In February, gender non-conforming artist Abdelatif Nhaila was released after serving a four-month prison sentence imposed in 2020. Police arrested him after he visited a police station to report death threats and homophobic harassment he had received as part of a widespread social media smear campaign begun in April 2020, and subsequently prosecuted him for “violating the state of health emergency” and “insulting an official”.
Refugees’ and migrants’ rights
The authorities arrested and arbitrarily detained migrants and asylum seekers during the year, deporting some to their country of origin and expelling others to southern areas of Morocco and the Western Sahara. In areas close to border crossings or on migratory routes to Europe, including Nador, Oujda and Laayoune, the authorities raided the housing and encampments of sub-Saharan nationals, sometimes burning their belongings or forcibly evicting them from their makeshift shelters, according to the Moroccan Association for Human Rights.
In addition to refugees and migrants from sub-Saharan Africa or Middle Eastern and North African countries, most of the 8,000 or more individuals who crossed from Morocco into the Spanish enclave of Ceuta in late May (see Spain entry) were Moroccans and included at least 2,000 unaccompanied children.3 Between April and May, at least three unidentified migrants and nine Moroccan men died during attempts to reach the Spanish enclaves of Ceuta and Melilla from Moroccan territory.
Morocco continued to cooperate with the EU to prevent the irregular entry of migrants from its territory into Europe. In June, a group of 15 Sudanese and Chadian asylum seekers, including two minors, were sentenced to six months in prison for attempting to enter Melilla from Morocco.
- “Morocco: Drop charges against teachers who peacefully protested over workers’ rights”, 19 May
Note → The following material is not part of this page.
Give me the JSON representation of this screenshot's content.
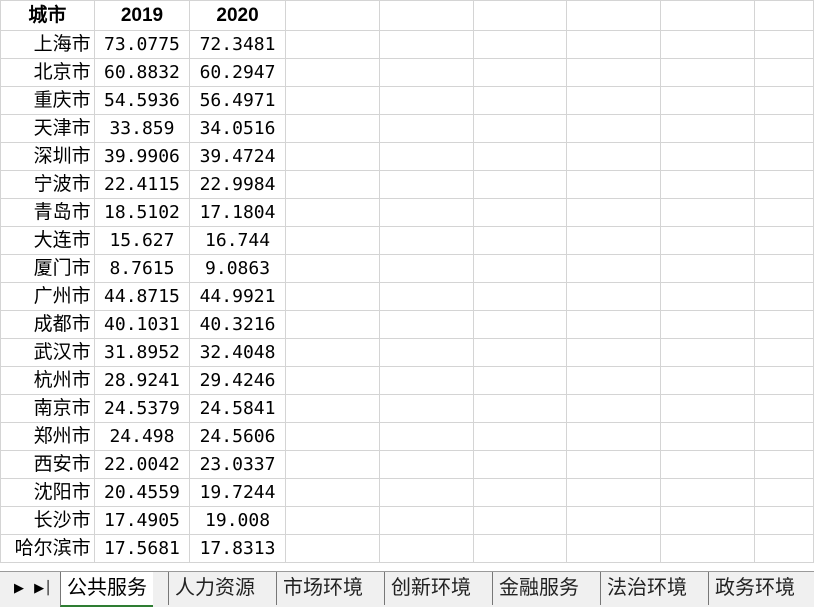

- Morocco/Western Sahara: Further Information: Sahrawi Activist Raped by Moroccan Forces: Sultana Khaya (Index: MDE 29/5058/2021), 30 November
- “Spain/Morocco: People ‘being used as pawns’ as political games turn violent”, 19 May